New Jersey gave Johnson at least some hope with the New Jersey Personal Liberty Law of 1826, which required a hearing in which a fugitive slave could speak on his or her own behalf, and be tried by a jury. Students and many people in the African American community were on Johnson’s side and were planning to help him escape if necessary. Tensions began to rise as everyone awaited the verdict. The jury ultimately determined the evidence to be in favor of Wallace, though at least one juror said that the law itself was the only reason he voted that way, being personally opposed to slavery. After the ruling, Johnson was held under guard in an upper room in the Nassau Hotel.
People of the community pleaded with Wallace to let Johnson go free. Wallace agreed for the sum of $550 dollars (estimated at $13,000 today). A woman by the name of Theodosia Prevost gave Wallace the money and he left Johnson a free man in Princeton. Over the course of the next few years, records assert that Johnson repaid both Prevost and the students.
Johnson was given $100 dollars by the students to start his life over.
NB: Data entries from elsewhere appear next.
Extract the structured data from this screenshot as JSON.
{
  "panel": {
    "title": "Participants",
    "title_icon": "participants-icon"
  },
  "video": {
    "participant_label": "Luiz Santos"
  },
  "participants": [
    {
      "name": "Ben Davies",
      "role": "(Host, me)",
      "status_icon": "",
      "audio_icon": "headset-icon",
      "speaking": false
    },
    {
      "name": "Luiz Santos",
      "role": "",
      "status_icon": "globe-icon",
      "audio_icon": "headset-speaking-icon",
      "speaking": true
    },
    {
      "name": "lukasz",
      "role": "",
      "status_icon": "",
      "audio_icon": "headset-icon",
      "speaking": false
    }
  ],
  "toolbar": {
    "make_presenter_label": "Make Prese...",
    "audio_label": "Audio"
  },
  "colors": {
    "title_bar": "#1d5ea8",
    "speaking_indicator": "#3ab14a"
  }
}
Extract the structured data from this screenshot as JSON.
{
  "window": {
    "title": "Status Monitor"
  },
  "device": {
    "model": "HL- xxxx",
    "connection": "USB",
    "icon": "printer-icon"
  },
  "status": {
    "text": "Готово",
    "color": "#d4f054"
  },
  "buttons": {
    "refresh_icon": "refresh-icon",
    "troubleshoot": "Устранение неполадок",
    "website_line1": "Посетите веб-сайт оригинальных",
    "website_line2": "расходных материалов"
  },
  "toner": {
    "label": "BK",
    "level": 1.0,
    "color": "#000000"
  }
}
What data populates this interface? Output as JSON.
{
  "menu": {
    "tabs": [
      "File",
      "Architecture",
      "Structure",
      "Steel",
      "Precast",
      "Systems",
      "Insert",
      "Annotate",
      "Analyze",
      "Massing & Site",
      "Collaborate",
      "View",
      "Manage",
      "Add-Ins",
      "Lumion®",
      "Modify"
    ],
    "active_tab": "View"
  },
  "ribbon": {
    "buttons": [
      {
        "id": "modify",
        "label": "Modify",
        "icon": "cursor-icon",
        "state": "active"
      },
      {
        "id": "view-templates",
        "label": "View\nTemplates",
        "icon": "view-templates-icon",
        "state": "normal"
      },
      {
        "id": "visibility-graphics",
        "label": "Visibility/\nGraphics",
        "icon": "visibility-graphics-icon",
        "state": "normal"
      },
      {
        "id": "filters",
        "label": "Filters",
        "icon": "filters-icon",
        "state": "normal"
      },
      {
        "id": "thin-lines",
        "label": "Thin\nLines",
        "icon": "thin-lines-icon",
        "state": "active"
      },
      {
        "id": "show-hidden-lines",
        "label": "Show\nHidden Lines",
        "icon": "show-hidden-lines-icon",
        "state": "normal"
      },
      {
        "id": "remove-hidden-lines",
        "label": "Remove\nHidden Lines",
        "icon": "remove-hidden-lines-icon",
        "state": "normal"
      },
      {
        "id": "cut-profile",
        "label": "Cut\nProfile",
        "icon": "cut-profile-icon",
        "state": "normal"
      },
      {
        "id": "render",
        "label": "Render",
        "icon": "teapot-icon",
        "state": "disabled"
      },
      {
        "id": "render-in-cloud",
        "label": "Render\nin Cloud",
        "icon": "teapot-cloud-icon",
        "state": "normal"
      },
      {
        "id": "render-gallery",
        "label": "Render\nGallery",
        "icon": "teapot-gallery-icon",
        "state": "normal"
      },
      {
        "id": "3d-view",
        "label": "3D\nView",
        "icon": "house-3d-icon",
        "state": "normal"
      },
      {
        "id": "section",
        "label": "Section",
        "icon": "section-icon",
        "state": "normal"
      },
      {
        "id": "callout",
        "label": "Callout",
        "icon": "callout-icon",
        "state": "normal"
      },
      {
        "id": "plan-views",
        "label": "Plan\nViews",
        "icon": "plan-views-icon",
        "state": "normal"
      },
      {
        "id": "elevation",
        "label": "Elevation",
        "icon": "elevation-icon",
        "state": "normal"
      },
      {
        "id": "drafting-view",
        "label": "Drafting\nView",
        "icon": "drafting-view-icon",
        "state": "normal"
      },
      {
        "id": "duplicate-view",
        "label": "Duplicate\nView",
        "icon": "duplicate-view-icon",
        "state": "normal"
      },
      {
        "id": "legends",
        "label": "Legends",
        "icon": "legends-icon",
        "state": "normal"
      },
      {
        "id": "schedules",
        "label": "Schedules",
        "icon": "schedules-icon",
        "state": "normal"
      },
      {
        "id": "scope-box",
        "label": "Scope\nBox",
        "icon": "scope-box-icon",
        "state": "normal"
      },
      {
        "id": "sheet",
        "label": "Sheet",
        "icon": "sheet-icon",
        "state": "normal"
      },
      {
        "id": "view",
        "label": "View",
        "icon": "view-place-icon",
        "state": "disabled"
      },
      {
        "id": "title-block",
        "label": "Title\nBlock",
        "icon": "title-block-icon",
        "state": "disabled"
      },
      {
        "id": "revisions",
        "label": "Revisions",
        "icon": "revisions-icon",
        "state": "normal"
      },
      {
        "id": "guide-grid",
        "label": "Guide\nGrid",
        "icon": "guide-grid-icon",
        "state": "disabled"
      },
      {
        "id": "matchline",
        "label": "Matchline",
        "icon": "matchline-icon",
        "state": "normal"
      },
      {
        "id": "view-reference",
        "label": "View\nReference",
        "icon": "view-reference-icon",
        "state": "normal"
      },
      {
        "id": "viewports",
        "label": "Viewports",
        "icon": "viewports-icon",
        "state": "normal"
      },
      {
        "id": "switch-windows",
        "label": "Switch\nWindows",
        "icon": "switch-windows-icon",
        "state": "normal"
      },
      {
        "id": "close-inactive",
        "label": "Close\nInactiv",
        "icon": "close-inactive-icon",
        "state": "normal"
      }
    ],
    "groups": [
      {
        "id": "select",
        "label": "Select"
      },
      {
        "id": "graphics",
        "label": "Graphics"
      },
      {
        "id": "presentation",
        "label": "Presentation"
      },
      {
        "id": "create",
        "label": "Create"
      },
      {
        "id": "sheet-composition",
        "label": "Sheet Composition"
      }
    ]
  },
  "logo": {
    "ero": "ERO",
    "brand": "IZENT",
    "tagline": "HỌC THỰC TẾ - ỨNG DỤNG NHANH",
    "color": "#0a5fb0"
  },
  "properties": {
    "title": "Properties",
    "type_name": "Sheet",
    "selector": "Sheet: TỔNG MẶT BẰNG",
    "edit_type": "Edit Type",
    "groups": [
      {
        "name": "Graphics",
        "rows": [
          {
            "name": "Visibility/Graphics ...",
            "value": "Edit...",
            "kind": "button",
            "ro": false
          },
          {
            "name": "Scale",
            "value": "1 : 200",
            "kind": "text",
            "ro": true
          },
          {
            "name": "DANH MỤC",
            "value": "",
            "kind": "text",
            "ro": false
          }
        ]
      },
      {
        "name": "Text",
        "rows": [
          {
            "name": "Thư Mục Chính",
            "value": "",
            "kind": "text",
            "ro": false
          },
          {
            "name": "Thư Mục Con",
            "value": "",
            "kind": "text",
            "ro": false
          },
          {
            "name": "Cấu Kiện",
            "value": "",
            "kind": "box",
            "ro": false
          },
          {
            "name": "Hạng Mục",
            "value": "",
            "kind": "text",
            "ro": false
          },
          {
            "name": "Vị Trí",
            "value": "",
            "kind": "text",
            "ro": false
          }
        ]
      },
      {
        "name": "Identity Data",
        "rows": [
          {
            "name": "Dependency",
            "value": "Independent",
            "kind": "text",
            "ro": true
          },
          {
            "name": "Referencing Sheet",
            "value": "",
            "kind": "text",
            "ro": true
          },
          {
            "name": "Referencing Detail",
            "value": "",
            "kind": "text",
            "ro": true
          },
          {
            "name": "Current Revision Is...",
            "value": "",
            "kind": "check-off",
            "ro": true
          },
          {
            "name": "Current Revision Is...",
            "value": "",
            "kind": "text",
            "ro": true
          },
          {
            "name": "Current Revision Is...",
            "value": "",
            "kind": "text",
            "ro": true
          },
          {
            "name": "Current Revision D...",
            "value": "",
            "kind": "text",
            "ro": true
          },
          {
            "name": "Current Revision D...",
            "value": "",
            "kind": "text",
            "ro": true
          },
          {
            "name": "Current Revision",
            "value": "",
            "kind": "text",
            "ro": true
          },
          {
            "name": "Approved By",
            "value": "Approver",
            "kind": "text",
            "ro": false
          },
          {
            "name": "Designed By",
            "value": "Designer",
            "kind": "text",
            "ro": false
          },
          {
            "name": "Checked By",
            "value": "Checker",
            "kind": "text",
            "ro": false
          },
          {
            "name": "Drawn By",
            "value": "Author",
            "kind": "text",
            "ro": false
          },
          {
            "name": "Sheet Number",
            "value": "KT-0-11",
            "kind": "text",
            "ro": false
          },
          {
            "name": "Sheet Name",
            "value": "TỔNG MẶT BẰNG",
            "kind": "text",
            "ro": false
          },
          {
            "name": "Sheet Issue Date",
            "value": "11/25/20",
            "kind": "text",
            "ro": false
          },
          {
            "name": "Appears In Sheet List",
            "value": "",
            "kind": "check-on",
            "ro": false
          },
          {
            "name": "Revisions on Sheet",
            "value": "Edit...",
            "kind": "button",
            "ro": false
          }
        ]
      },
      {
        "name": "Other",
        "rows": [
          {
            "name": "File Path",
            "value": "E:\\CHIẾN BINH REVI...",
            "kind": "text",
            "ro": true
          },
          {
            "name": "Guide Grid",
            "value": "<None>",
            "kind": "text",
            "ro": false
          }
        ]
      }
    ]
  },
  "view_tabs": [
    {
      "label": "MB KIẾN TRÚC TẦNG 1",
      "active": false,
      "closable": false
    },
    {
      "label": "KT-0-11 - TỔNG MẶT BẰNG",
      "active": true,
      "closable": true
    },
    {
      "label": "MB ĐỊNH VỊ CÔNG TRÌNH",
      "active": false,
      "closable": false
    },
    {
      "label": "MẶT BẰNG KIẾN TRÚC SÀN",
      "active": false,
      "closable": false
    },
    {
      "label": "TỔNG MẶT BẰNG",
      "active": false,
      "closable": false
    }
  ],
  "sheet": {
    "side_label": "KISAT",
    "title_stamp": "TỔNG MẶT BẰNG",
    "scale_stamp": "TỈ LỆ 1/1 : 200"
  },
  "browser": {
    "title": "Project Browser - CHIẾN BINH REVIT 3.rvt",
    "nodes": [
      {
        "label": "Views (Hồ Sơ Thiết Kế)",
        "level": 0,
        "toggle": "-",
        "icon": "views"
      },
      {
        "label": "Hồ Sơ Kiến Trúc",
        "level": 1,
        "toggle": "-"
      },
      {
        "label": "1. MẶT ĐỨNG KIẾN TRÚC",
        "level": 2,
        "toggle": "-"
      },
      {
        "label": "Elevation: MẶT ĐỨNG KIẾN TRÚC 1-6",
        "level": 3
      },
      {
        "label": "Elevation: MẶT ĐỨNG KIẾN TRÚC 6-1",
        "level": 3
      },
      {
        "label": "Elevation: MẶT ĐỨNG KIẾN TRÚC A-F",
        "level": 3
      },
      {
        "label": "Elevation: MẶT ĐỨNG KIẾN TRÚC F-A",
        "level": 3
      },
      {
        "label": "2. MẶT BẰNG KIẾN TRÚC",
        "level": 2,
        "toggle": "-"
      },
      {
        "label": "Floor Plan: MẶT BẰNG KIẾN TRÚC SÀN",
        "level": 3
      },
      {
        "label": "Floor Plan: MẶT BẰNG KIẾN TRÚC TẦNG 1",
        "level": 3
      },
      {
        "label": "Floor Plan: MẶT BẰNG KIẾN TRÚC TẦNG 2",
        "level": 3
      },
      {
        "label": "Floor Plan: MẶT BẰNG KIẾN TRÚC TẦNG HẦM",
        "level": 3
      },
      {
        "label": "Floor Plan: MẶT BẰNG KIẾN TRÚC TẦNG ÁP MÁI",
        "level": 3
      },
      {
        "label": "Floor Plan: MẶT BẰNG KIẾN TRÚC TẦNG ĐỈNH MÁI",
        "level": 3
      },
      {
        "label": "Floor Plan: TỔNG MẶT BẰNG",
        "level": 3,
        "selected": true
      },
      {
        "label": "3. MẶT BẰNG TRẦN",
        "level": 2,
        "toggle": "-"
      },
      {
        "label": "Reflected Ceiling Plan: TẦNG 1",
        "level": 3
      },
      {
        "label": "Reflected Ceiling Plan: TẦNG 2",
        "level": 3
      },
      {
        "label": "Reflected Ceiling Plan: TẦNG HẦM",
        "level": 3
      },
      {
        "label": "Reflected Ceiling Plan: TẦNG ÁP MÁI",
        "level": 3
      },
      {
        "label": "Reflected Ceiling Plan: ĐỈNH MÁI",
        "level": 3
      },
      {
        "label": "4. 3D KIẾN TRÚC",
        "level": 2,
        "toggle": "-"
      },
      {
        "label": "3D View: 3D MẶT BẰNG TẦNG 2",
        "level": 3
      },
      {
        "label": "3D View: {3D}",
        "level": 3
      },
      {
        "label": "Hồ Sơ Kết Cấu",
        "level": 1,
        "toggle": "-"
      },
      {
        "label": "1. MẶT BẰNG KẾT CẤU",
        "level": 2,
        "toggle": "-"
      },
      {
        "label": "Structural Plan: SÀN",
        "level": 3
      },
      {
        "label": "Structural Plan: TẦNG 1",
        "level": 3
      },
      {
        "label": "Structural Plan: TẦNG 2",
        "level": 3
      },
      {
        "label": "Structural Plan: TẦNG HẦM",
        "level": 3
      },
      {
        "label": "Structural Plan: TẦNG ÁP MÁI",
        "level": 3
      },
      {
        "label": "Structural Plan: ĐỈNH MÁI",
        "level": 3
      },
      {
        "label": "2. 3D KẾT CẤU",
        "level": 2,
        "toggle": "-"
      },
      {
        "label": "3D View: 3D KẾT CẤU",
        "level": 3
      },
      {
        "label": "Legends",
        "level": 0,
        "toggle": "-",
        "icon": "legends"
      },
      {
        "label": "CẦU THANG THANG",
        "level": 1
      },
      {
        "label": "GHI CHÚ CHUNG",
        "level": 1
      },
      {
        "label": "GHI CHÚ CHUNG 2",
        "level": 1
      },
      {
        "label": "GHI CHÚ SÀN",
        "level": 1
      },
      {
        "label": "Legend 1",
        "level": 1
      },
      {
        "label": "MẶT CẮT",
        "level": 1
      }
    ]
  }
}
He opened up a used clothing store, buying and selling items that students no longer wanted. He operated his store until 1855 and resigned from his job as janitor for Princeton. For the rest of his life he sold items from an old wheelbarrow he pushed around Princeton.
Johnson nickname was given to him after a student asked him to retrieve a lost watch from a “outhouse”, ‘Jimmy Stink.’ (Reportedly, Johnson did not clean up after finding the watch in the muck and came to the student still covered in human waste.)
Most people thought Johnson considered himself a free man after Wallace left him for the $550. However, Johnson was reported saying, “Free me?’ ‘I never got no free papers. Princeton College bought me; Princeton College owns me; and Princeton College has got to give me my living.” Most Princeton students considered Johnson an institution, who exchanged stories with students over the years.
Read the original story at: